I cannot conclude as does the Majority that the benefits to employees cited by the Union are "significant" and outweigh the Agency's internal security determination to not permit routine overnight storage at those locations that have been determined to not be secure enough for overnight storage. The benefits cited by the Union are for the most part entirely speculative. The Union has not shown that any employee has been held liable or disciplined for a weapon stolen from their home. Employees are free to avail themselves of the Agency's 24-hour carry policy, which effectively eliminates any increase in travel costs. Neither has the Union shown that those employees carrying a firearm are more susceptible to assault compared with those who do not. This argument is counter-intuitive in that an officer carrying a firearm is as likely to deter the very criminal behavior the Union claims may occur if they carry a firearm. Finally, it is not clear how burdened a typical employee's lifestyle is under the Agency's 24-hour carry policy. The Union's proposal may provide some employees with "piece of mind" in not storing a firearm in their home and provide others with the ability to engage in a few more activities on their way to or from work. [n*] In this respect, employees may still engage in most activities without having to go straight from work to home or home to work. One of the few activities from which an employee must refrain while carrying a firearm is consuming alcohol, leaving a firearm unattended, or giving a firearm to another person to hold. See SOP, Attachment 3 at 2. If the employee chooses to pursue these activities, the only burden to the employee is to first secure the firearm in the home. On the other hand, I share the Union's concern that "the risk of harm to employees and their families from firearms" at home is not a risk that should be taken lightly. See NTEU I, 59 FLRA 749, 755 (2004). This risk is, however, minimized when officers fully utilize trigger locks and other safety measures.

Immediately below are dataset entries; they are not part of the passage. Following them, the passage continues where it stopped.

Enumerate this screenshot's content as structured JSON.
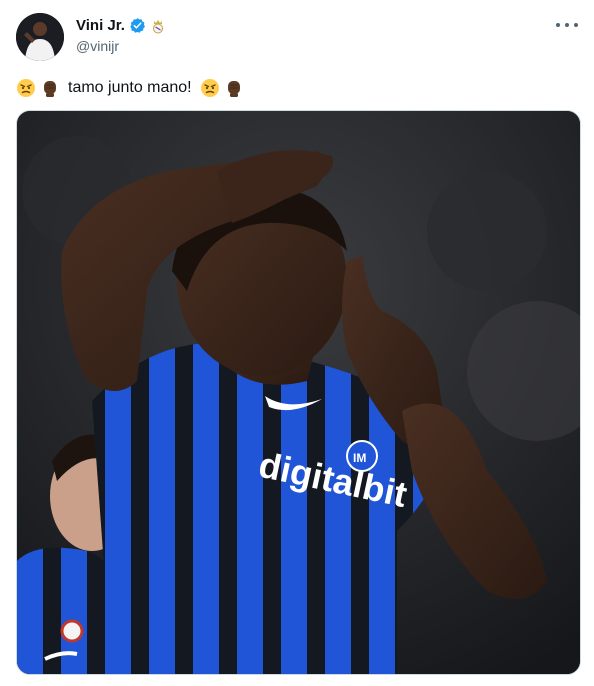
{
  "author": {
    "display_name": "Vini Jr.",
    "handle": "@vinijr",
    "verified_icon": "verified-badge-icon",
    "affiliation_icon": "real-madrid-crest-icon",
    "avatar_icon": "profile-avatar"
  },
  "menu": {
    "icon": "more-options-icon"
  },
  "tweet": {
    "text": "tamo junto mano!",
    "leading_emojis": [
      "angry-face-emoji",
      "raised-fist-emoji"
    ],
    "trailing_emojis": [
      "angry-face-emoji",
      "raised-fist-emoji"
    ]
  },
  "media": {
    "description_icon": "tweet-photo",
    "jersey_sponsor": "digitalbit"
  },
  "colors": {
    "verified_blue": "#1d9bf0",
    "jersey_blue": "#1f55d6",
    "jersey_black": "#141820",
    "text_primary": "#0f1419",
    "text_secondary": "#536471"
  }
}
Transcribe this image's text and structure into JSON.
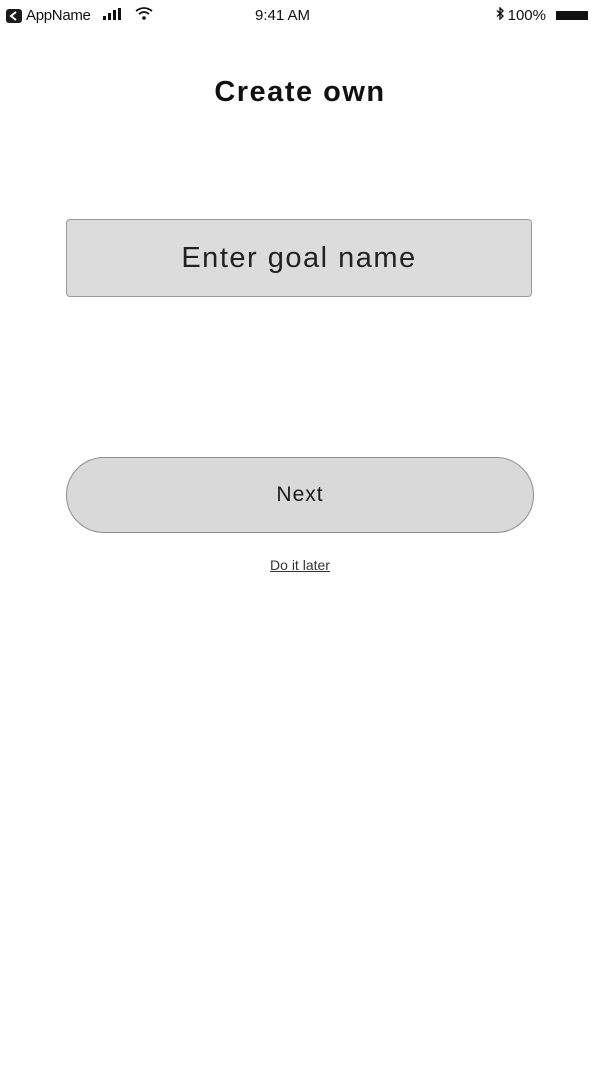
{
  "status_bar": {
    "app_name": "AppName",
    "time": "9:41 AM",
    "battery_percent": "100%",
    "icons": [
      "back-badge-icon",
      "signal-icon",
      "wifi-icon",
      "bluetooth-icon",
      "battery-icon"
    ]
  },
  "title": "Create own",
  "goal_input": {
    "placeholder": "Enter goal name",
    "value": ""
  },
  "next_button": {
    "label": "Next"
  },
  "later_link": {
    "label": "Do it later"
  }
}
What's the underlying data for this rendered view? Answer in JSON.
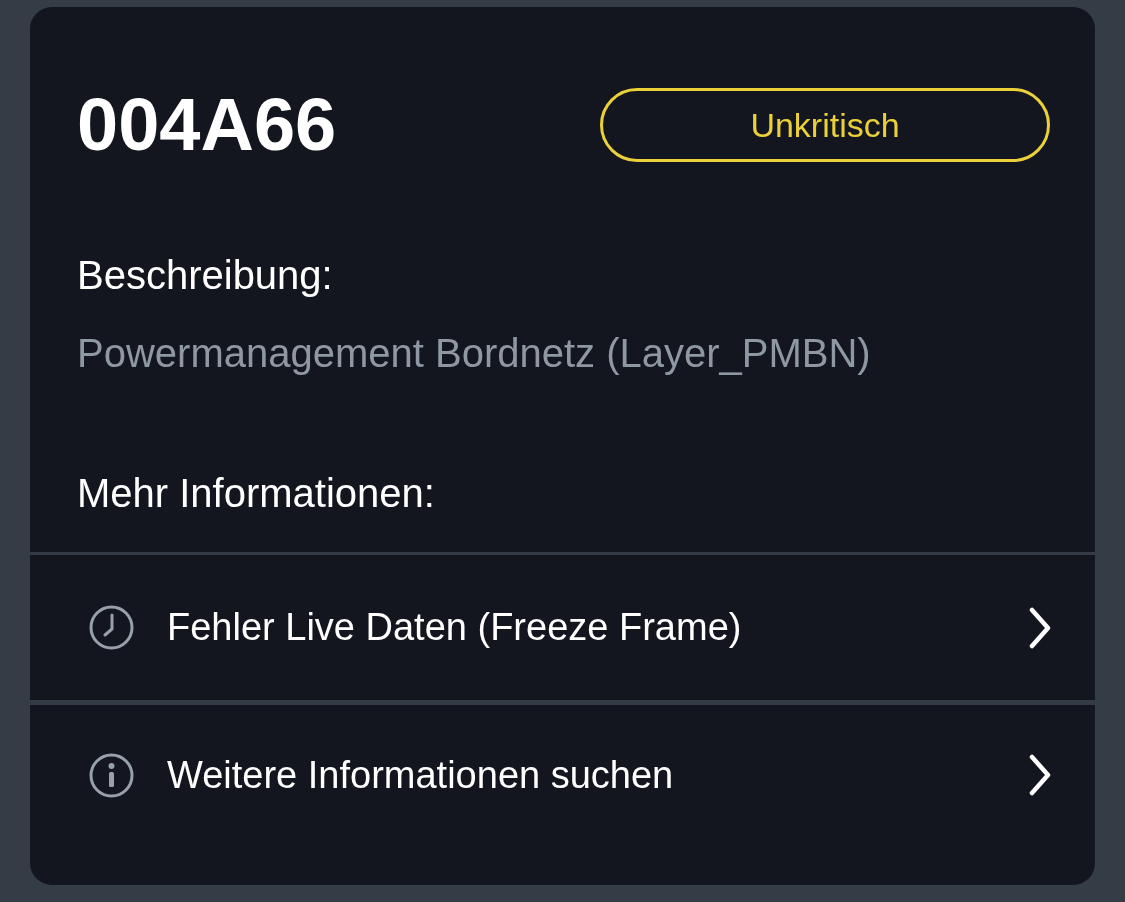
{
  "code": "004A66",
  "severity": {
    "label": "Unkritisch",
    "kind": "uncritical"
  },
  "description": {
    "label": "Beschreibung:",
    "text": "Powermanagement Bordnetz (Layer_PMBN)"
  },
  "more_info": {
    "label": "Mehr Informationen:",
    "items": [
      {
        "kind": "clock",
        "label": "Fehler Live Daten (Freeze Frame)"
      },
      {
        "kind": "info",
        "label": "Weitere Informationen suchen"
      }
    ]
  }
}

Therefore, I cannot conclude that the benefits to employees articulated by the Union outweigh the burden on the Agency's substantial interest in restricting the overnight storage of weapons in facilities that are not secure enough to allow this practice.
The Union notes that the Agency has the discretion to determine the level of security that is required at each location to per